Travel Stipend, Stanford University Office of Graduate Education (05/2015)
ISMRM Travel Stipend, International Society of Magnetic Resonance in Medicine (05/2015)
Graduate Research Fellow, National Science Foundation (2012-2015)
Doctor of Philosophy, Stanford University, BIOE-PHD (2017)
Master of Science, Stanford University, BIOE-MS (2014)
connective tissues in the knee using ultrashort echo-time double-echo steady-state (UTEDESS).
Magnetic resonance in medicine
To develop a radial, double-echo steady-state (DESS) sequence with ultra-short echo-time (UTE) capabilities for T2 measurement of short-T2 tissues along with simultaneous rapid, signal-to-noise ratio (SNR)-efficient, and high-isotropic-resolution morphological knee imaging.THe 3D radial UTE readouts were incorporated into DESS, termed UTEDESS. Multiple-echo-time UTEDESS was used for performing T2 relaxometry for short-T2 tendons, ligaments, and menisci; and for Dixon water-fat imaging. In vivo T2 estimate repeatability and SNR efficiency for UTEDESS and Cartesian DESS were compared. The impact of coil combination methods on short-T2 measurements was evaluated by means of simulations. UTEDESS T2 measurements were compared with T2 measurements from Cartesian DESS, multi-echo spin-echo (MESE), and fast spin-echo (FSE).UTEDESS produced isotropic resolution images with high SNR efficiency in all short-T2 tissues. Simulations and experiments demonstrated that sum-of-squares coil combinations overestimated short-T2 measurements. UTEDESS measurements of meniscal T2 were comparable to DESS, MESE, and FSE measurements while the tendon and ligament measurements were less biased than those from Cartesian DESS. Average UTEDESS T2 repeatability variation was under 10% in all tissues.The T2 measurements of short-T2 tissues and high-resolution morphological imaging provided by UTEDESS makes it promising for studying the whole knee, both in routine clinical examinations and longitudinal studies. Magn Reson Med, 2017. © 2017 International Society for Magnetic Resonance in Medicine.
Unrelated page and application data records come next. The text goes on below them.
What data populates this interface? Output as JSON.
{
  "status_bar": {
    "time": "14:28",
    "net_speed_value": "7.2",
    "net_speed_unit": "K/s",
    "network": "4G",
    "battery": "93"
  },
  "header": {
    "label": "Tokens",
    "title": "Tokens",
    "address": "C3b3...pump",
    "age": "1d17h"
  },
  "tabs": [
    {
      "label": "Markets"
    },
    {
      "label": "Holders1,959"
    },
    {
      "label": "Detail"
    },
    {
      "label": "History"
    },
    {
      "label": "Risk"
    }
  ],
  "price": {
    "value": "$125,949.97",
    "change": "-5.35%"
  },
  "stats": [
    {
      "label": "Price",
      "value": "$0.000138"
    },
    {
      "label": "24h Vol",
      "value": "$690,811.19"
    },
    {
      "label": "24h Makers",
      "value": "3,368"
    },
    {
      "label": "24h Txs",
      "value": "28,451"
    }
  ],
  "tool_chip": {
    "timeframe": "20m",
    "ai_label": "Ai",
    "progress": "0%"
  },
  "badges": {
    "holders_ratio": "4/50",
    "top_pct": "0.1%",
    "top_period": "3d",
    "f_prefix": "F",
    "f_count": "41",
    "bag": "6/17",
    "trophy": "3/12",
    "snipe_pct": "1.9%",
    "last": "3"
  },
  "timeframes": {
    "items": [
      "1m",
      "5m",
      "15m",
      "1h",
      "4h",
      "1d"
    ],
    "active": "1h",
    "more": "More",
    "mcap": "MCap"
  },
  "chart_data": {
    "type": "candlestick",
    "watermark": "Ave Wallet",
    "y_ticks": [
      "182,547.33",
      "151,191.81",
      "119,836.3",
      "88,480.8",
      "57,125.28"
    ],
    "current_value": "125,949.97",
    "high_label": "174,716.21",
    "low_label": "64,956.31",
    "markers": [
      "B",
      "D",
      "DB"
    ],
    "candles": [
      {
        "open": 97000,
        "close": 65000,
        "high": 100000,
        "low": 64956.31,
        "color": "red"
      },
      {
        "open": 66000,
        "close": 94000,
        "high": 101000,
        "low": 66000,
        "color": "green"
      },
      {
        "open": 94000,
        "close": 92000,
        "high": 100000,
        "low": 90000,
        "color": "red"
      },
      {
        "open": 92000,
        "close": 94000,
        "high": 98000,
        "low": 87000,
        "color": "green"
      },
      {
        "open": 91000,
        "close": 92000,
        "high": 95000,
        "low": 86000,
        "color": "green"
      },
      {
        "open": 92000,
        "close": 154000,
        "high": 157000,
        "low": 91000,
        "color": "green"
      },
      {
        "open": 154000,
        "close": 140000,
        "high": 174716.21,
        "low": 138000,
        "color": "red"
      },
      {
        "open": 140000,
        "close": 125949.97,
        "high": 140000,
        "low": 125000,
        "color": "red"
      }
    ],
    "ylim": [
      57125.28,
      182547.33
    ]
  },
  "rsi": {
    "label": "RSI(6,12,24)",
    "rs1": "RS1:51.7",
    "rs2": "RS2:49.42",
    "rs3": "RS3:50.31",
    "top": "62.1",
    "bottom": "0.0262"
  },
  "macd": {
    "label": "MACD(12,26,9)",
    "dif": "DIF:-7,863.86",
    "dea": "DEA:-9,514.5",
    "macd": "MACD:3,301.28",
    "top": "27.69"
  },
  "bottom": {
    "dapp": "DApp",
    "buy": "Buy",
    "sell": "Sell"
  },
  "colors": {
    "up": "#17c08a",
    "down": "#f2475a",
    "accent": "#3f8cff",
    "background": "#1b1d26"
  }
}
View details for DOI 10.1002/mrm.26577
View details for PubMedID 28074498
A simple analytic method for estimating T2 in the knee from DESS.
Magnetic resonance imaging
2016; 38: 63-70
To introduce a simple analytical formula for estimating T2 from a single Double-Echo in Steady-State (DESS) scan.Extended Phase Graph (EPG) modeling was used to develop a straightforward linear approximation of the relationship between the two DESS signals, enabling accurate T2 estimation from one DESS scan. Simulations were performed to demonstrate cancellation of different echo pathways to validate this simple model. The resulting analytic formula was compared to previous methods for T2 estimation using DESS and fast spin-echo scans in agar phantoms and knee cartilage in three volunteers and three patients. The DESS approach allows 3D (256×256×44) T2-mapping with fat suppression in scan times of 3-4min.The simulations demonstrated that the model approximates the true signal very well. If the T1 is within 20% of the assumed T1, the T2 estimation error was shown to be less than 5% for typical scans. The inherent residual error in the model was demonstrated to be small both due to signal decay and opposing signal contributions. The estimated T2 from the linear relationship agrees well with reference scans, both for the phantoms and in vivo. The method resulted in less underestimation of T2 than previous single-scan approaches, with processing times 60 times faster than using a numerical fit.A simplified relationship between the two DESS signals allows for rapid 3D T2 quantification with DESS that is accurate, yet also simple. The simplicity of the method allows for immediate T2 estimation in cartilage during the MRI examination.
View details for DOI 10.1016/j.mri.2016.12.018
View details for PubMedID 28017730
View details for PubMedCentralID PMC5360502